Records from a dataset:
○ ○ ○ ○

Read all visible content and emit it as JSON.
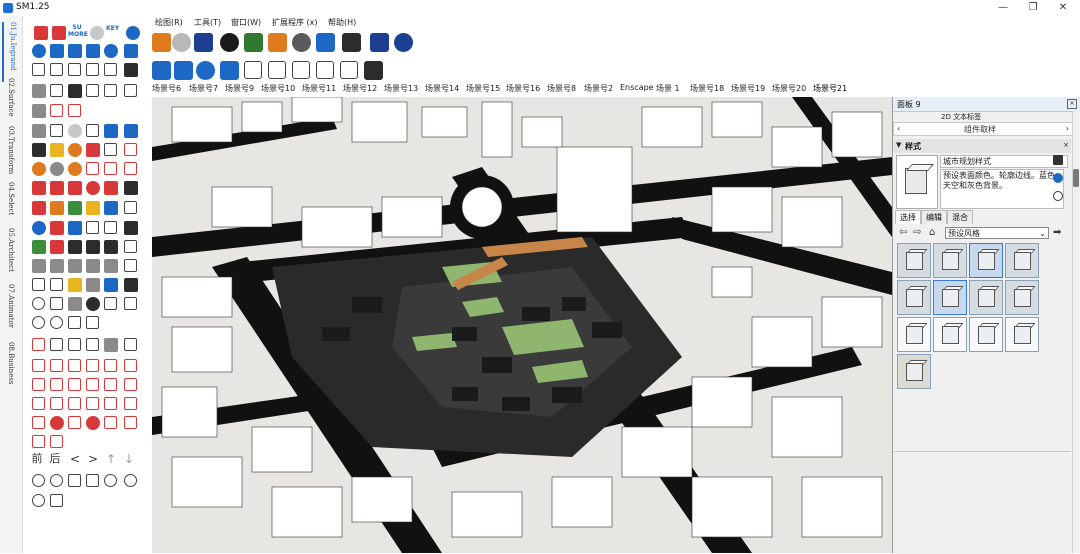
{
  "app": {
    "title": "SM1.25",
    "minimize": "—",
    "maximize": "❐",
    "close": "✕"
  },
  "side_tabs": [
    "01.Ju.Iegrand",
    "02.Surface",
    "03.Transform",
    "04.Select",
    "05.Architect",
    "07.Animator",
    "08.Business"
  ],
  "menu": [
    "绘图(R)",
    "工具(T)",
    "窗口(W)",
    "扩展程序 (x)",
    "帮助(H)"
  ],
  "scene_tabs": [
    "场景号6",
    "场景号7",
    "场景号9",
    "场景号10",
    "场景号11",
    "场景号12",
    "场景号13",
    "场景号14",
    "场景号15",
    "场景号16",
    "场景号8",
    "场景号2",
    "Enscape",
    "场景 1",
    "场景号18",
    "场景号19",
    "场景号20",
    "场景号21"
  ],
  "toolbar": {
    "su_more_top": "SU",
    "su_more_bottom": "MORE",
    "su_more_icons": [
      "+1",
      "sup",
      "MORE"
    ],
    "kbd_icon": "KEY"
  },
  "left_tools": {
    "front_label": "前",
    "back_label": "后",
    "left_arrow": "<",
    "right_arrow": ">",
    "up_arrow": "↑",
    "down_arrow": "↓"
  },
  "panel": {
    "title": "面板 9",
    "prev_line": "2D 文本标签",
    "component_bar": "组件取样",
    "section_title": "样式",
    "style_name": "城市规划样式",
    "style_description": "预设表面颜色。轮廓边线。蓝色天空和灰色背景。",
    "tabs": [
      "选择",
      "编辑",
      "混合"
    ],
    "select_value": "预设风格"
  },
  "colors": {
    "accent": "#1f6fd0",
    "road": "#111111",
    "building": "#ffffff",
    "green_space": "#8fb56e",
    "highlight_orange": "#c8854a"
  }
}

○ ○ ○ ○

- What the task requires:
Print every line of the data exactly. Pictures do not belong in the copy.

- Response to this task:
Read all visible content and emit it as JSON.
{
  "app": {
    "title": "SM1.25",
    "minimize": "—",
    "maximize": "❐",
    "close": "✕"
  },
  "side_tabs": [
    "01.Ju.Iegrand",
    "02.Surface",
    "03.Transform",
    "04.Select",
    "05.Architect",
    "07.Animator",
    "08.Business"
  ],
  "menu": [
    "绘图(R)",
    "工具(T)",
    "窗口(W)",
    "扩展程序 (x)",
    "帮助(H)"
  ],
  "scene_tabs": [
    "场景号6",
    "场景号7",
    "场景号9",
    "场景号10",
    "场景号11",
    "场景号12",
    "场景号13",
    "场景号14",
    "场景号15",
    "场景号16",
    "场景号8",
    "场景号2",
    "Enscape",
    "场景 1",
    "场景号18",
    "场景号19",
    "场景号20",
    "场景号21"
  ],
  "toolbar": {
    "su_more_top": "SU",
    "su_more_bottom": "MORE",
    "su_more_icons": [
      "+1",
      "sup",
      "MORE"
    ],
    "kbd_icon": "KEY"
  },
  "left_tools": {
    "front_label": "前",
    "back_label": "后",
    "left_arrow": "<",
    "right_arrow": ">",
    "up_arrow": "↑",
    "down_arrow": "↓"
  },
  "panel": {
    "title": "面板 9",
    "prev_line": "2D 文本标签",
    "component_bar": "组件取样",
    "section_title": "样式",
    "style_name": "城市规划样式",
    "style_description": "预设表面颜色。轮廓边线。蓝色天空和灰色背景。",
    "tabs": [
      "选择",
      "编辑",
      "混合"
    ],
    "select_value": "预设风格"
  },
  "colors": {
    "accent": "#1f6fd0",
    "road": "#111111",
    "building": "#ffffff",
    "green_space": "#8fb56e",
    "highlight_orange": "#c8854a"
  }
}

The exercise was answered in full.